*** Opening of DATASET RECORDS ***

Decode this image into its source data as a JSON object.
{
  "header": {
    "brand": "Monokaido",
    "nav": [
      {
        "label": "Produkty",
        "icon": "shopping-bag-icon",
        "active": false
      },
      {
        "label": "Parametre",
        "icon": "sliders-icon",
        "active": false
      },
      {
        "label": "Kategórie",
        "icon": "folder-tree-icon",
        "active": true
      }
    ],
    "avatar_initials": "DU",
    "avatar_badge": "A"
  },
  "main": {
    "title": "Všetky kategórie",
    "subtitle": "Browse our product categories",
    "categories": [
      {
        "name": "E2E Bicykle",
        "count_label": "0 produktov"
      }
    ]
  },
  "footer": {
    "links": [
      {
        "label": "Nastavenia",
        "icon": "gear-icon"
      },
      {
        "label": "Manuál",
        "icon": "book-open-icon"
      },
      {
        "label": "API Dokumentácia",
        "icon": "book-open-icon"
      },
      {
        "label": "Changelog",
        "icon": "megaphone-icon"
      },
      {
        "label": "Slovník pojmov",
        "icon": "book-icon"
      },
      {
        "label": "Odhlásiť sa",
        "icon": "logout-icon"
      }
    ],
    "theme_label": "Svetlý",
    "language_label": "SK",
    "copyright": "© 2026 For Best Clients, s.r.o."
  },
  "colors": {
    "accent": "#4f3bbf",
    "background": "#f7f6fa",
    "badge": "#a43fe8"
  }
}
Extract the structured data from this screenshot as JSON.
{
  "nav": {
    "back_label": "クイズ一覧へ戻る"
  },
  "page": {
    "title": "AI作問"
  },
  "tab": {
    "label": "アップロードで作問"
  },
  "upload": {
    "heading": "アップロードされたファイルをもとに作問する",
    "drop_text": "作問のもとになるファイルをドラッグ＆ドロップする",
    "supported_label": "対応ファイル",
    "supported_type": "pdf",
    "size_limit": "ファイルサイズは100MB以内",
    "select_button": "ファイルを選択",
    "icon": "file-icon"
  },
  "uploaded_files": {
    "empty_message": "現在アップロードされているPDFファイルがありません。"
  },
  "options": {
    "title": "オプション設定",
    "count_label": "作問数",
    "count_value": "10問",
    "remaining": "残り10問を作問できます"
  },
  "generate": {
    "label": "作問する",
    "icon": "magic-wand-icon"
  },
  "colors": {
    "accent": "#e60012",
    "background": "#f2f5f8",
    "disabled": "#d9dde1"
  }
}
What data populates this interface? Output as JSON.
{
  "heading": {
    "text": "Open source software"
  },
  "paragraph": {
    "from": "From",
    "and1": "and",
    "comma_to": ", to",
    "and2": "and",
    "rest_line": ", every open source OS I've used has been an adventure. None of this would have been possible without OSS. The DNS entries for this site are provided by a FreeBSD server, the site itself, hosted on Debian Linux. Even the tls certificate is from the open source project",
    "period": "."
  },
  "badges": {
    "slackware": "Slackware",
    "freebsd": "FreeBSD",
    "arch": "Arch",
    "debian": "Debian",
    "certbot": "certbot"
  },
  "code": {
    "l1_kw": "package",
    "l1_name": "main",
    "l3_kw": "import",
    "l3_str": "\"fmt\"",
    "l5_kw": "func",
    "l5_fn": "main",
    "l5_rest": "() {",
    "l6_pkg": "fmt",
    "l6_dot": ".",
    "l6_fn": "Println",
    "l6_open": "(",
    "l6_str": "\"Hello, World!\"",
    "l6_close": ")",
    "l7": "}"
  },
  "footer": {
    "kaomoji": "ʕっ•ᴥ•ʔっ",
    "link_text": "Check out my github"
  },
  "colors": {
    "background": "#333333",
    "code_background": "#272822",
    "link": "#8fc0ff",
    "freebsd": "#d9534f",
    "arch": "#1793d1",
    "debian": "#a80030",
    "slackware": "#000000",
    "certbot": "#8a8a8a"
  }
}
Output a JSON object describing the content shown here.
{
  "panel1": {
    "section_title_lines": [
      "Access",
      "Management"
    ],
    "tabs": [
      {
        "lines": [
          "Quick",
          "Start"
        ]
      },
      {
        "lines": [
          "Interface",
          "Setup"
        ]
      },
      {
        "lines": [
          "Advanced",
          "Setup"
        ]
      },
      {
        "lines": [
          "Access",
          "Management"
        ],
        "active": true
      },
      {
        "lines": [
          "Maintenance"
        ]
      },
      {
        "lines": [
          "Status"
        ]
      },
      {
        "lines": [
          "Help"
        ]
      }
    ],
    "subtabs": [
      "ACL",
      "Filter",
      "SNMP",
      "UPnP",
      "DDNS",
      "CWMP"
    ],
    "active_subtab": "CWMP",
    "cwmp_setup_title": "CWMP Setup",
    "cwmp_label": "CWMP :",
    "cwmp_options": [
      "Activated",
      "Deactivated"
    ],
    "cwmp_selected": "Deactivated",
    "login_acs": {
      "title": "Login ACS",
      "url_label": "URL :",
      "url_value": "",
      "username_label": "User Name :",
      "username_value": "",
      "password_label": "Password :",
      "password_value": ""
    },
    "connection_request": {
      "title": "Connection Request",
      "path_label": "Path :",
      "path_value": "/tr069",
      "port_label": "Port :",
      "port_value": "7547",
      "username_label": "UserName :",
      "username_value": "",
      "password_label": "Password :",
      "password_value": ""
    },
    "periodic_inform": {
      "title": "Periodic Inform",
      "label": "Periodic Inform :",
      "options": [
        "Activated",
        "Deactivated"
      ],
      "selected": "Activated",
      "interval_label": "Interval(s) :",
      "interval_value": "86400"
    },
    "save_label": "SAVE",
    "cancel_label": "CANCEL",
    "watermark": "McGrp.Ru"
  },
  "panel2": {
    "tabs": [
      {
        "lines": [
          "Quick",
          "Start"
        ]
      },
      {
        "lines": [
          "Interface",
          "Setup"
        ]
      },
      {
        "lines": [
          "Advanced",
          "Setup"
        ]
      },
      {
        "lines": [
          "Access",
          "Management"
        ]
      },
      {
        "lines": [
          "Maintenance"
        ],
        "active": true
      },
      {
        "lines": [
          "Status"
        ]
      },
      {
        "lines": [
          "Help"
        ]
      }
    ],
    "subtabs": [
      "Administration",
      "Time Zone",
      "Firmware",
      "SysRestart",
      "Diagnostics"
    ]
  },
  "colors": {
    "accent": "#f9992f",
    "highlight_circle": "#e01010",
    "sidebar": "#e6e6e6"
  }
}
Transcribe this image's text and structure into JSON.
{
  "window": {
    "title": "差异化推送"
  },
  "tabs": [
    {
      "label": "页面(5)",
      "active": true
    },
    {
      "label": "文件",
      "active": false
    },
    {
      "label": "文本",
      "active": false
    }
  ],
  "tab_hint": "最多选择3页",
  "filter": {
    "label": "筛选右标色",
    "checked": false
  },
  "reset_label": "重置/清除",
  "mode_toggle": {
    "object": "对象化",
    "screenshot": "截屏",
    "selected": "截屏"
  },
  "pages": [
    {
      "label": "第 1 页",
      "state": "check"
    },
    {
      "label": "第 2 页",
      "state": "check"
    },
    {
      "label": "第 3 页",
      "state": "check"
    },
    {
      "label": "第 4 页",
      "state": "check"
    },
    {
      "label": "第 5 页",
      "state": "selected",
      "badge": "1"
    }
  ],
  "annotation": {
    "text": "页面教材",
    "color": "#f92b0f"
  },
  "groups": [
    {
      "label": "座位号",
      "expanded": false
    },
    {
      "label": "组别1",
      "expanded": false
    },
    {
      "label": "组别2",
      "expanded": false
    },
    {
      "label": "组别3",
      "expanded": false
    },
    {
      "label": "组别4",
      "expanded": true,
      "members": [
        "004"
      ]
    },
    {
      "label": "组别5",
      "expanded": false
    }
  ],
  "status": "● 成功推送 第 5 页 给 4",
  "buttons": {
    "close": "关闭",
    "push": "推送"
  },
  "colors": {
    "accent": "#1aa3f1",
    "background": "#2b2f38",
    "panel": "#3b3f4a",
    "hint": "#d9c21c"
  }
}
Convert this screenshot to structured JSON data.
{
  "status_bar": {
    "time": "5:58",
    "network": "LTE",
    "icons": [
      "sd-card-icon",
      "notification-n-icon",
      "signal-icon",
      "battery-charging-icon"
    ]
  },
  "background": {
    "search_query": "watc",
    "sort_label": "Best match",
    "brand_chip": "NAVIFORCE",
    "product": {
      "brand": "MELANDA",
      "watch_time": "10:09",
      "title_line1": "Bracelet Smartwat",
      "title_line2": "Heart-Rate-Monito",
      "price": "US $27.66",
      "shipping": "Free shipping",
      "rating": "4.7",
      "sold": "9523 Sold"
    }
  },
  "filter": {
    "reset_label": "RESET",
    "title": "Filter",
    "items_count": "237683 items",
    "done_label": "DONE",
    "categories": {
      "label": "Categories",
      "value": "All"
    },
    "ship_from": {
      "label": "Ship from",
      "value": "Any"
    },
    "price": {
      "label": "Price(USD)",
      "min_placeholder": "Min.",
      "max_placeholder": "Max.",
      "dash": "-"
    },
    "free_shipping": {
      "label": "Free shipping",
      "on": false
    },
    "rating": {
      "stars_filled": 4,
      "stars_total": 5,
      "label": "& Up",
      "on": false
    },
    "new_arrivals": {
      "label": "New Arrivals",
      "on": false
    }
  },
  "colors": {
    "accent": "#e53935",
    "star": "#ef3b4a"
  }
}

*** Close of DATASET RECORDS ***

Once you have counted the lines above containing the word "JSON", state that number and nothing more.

6